··· Data under study ···

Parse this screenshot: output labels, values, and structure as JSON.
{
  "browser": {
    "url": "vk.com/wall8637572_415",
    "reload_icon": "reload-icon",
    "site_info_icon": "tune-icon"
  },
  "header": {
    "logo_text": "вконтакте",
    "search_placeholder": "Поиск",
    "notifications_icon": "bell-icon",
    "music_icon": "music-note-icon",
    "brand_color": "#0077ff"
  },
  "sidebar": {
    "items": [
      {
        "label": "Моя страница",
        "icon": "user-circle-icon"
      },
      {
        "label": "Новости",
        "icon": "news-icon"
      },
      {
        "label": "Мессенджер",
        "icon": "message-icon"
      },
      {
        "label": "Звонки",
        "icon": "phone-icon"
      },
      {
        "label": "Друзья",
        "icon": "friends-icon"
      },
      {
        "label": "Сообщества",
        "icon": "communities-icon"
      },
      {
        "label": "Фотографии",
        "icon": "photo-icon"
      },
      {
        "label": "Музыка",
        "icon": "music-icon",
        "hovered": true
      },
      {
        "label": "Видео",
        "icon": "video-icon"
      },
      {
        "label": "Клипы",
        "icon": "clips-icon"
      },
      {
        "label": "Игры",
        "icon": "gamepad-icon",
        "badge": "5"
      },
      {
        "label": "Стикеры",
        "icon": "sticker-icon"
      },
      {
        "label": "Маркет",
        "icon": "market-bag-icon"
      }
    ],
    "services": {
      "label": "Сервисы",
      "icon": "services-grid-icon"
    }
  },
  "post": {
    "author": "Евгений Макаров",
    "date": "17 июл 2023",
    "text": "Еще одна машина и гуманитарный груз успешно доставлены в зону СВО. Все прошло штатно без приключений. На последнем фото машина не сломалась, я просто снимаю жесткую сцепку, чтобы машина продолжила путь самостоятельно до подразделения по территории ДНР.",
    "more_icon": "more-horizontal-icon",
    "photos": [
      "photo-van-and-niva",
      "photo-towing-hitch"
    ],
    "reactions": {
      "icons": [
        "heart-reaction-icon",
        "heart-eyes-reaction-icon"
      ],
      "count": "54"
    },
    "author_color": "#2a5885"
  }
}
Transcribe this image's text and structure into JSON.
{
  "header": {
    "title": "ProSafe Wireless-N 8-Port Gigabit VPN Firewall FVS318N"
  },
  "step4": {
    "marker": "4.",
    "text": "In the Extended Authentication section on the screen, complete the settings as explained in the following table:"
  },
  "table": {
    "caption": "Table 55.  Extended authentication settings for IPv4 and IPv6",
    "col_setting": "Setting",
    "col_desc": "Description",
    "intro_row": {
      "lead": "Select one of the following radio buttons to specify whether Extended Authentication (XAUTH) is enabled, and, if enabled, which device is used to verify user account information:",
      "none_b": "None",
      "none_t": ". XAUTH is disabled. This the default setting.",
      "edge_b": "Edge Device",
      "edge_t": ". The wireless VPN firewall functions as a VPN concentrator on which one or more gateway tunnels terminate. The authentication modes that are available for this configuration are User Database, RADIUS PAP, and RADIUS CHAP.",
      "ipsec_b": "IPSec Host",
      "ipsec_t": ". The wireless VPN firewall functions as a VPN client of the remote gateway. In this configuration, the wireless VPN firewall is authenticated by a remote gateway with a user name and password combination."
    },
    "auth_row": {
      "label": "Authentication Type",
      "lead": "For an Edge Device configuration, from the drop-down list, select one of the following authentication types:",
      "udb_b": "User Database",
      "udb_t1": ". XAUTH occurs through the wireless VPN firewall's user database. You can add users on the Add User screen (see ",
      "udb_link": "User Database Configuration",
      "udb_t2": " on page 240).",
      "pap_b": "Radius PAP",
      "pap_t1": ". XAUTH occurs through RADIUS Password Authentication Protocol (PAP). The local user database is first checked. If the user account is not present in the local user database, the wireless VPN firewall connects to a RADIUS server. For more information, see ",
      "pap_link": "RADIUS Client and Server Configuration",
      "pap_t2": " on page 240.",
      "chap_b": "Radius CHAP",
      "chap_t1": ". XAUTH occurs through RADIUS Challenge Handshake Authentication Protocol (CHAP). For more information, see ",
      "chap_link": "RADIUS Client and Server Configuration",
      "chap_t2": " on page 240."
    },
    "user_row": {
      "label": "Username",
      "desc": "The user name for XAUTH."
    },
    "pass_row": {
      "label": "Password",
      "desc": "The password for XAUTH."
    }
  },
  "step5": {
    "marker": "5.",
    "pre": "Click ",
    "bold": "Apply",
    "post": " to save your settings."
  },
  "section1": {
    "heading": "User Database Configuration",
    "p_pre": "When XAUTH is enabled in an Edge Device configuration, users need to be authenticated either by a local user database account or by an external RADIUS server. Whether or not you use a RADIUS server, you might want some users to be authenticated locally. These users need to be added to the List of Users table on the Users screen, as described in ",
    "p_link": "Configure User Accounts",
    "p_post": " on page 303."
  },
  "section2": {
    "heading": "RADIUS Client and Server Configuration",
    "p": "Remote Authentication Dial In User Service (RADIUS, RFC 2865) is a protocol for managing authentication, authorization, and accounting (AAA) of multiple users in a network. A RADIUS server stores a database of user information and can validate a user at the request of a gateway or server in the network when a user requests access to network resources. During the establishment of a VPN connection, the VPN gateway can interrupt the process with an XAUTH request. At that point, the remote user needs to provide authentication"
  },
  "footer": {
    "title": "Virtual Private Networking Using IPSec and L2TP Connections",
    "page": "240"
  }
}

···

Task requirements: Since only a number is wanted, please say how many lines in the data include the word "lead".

Exercise response: 2